Extracted records:
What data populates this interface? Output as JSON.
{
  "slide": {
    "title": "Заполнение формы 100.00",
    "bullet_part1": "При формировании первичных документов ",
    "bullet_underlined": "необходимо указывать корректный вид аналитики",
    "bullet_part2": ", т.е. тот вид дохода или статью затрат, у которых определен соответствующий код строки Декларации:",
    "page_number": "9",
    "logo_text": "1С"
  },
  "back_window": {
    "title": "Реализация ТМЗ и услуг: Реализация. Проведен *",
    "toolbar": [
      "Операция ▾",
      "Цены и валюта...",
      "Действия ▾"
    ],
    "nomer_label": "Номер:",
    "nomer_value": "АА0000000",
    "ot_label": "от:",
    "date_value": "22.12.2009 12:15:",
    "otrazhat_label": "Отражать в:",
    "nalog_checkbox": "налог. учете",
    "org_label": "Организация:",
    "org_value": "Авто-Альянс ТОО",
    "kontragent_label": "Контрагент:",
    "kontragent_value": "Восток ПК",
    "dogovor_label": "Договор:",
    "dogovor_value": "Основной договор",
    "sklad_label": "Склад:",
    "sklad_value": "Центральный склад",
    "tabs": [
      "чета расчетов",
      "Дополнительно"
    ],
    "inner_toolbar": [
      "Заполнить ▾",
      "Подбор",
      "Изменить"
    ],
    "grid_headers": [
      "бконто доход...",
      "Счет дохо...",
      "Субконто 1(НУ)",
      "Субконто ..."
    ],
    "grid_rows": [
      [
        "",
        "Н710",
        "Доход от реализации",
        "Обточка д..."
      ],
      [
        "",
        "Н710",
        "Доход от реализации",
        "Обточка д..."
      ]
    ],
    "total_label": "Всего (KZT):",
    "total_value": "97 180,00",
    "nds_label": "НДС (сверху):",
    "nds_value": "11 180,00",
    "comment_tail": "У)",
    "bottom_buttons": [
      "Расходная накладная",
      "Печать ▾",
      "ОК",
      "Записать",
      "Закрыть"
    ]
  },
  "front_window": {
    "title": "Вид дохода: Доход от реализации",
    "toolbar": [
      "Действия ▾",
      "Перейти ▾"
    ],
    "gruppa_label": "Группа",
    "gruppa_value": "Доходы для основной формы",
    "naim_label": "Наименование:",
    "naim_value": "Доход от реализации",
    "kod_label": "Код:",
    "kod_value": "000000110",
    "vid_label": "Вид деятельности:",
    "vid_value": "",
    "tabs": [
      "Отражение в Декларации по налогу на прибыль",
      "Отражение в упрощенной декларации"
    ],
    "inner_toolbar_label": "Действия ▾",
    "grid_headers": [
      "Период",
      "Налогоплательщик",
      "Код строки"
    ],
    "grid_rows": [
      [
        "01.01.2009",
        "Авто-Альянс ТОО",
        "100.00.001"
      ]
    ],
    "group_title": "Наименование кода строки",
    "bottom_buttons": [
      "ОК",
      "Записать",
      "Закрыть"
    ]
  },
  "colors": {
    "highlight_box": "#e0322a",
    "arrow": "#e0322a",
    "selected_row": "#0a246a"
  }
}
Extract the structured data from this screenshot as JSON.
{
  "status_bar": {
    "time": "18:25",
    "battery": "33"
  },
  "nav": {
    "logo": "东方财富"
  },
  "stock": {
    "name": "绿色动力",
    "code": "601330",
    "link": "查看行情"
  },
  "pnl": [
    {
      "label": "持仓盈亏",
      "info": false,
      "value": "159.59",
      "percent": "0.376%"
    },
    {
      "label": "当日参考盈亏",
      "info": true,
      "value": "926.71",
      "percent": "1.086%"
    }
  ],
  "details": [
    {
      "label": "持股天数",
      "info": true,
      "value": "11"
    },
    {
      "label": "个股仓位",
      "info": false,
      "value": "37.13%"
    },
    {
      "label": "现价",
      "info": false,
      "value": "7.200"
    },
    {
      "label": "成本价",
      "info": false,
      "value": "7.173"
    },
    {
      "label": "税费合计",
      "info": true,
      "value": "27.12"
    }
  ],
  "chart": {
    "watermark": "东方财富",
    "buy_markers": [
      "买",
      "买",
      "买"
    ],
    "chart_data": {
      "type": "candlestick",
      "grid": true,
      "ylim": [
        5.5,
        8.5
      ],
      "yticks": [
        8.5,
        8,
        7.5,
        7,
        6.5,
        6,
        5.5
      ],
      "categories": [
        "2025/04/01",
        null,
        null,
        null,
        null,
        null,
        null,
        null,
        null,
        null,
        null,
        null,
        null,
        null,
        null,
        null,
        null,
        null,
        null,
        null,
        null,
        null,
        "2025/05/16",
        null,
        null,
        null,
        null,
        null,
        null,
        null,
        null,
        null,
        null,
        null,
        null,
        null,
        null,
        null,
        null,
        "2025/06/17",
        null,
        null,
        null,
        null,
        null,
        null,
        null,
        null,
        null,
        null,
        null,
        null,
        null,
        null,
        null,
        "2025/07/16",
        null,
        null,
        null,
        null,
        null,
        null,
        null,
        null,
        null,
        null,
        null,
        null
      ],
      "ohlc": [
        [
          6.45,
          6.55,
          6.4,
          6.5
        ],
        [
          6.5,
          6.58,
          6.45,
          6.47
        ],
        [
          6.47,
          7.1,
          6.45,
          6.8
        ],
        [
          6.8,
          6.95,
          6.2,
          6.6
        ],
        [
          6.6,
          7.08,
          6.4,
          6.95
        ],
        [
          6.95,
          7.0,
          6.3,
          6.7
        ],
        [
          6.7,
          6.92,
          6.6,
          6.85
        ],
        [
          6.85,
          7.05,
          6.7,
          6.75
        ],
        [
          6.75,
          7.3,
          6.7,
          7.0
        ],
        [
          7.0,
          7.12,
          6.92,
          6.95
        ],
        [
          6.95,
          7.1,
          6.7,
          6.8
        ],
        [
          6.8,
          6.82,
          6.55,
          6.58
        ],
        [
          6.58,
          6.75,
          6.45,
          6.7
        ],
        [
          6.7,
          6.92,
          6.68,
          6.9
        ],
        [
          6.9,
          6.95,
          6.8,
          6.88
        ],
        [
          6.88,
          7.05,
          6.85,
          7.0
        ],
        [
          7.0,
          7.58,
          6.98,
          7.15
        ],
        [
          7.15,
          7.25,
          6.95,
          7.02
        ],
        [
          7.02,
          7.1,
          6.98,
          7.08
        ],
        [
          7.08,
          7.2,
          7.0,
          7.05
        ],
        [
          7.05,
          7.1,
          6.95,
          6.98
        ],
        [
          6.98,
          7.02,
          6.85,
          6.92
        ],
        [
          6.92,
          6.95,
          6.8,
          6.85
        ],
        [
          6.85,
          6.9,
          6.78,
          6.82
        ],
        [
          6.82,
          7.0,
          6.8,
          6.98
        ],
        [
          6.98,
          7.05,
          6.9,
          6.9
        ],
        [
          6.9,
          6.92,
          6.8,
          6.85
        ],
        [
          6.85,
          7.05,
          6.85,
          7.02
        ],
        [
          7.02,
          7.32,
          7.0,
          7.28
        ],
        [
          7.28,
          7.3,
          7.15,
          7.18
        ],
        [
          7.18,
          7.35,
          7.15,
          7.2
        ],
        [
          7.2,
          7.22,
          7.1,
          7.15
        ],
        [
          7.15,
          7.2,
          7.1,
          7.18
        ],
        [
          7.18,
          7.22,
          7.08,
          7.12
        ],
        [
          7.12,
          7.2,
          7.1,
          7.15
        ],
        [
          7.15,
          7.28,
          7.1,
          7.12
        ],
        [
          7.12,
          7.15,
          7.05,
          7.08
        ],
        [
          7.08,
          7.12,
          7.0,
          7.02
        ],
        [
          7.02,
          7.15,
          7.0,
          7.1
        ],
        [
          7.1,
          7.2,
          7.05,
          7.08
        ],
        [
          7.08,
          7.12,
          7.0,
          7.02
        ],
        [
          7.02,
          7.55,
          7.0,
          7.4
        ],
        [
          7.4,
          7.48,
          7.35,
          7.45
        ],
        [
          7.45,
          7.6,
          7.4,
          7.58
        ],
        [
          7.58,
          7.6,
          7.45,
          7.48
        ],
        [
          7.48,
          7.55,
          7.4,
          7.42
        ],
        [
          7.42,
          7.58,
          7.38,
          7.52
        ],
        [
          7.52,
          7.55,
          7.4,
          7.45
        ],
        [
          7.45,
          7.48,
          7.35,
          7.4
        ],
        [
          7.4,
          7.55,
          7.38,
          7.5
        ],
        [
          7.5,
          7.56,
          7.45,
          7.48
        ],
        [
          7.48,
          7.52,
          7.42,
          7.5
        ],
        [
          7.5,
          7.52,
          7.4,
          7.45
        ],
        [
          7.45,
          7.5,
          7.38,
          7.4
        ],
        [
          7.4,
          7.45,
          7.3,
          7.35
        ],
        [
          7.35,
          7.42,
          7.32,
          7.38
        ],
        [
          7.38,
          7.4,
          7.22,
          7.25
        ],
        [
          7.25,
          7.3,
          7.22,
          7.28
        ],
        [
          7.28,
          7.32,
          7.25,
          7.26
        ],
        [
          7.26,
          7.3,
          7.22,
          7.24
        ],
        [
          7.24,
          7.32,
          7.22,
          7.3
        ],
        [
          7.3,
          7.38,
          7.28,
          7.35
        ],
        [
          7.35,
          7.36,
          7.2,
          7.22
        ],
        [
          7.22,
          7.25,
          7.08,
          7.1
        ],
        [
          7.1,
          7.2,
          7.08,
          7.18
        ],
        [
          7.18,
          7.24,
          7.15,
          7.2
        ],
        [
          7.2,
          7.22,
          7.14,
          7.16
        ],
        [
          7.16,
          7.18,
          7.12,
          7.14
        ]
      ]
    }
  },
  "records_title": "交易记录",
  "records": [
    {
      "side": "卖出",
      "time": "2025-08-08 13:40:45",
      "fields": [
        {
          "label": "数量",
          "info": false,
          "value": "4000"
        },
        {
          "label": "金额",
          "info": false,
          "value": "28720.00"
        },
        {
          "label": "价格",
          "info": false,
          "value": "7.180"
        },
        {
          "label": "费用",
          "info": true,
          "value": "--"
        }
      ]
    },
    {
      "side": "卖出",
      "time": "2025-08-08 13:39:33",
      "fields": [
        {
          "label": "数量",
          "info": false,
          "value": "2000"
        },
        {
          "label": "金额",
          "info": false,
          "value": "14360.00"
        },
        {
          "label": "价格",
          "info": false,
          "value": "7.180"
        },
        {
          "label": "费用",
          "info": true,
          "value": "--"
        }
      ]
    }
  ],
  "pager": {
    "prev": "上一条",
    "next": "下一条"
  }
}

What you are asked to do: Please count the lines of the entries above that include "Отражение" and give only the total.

Output for this task: 2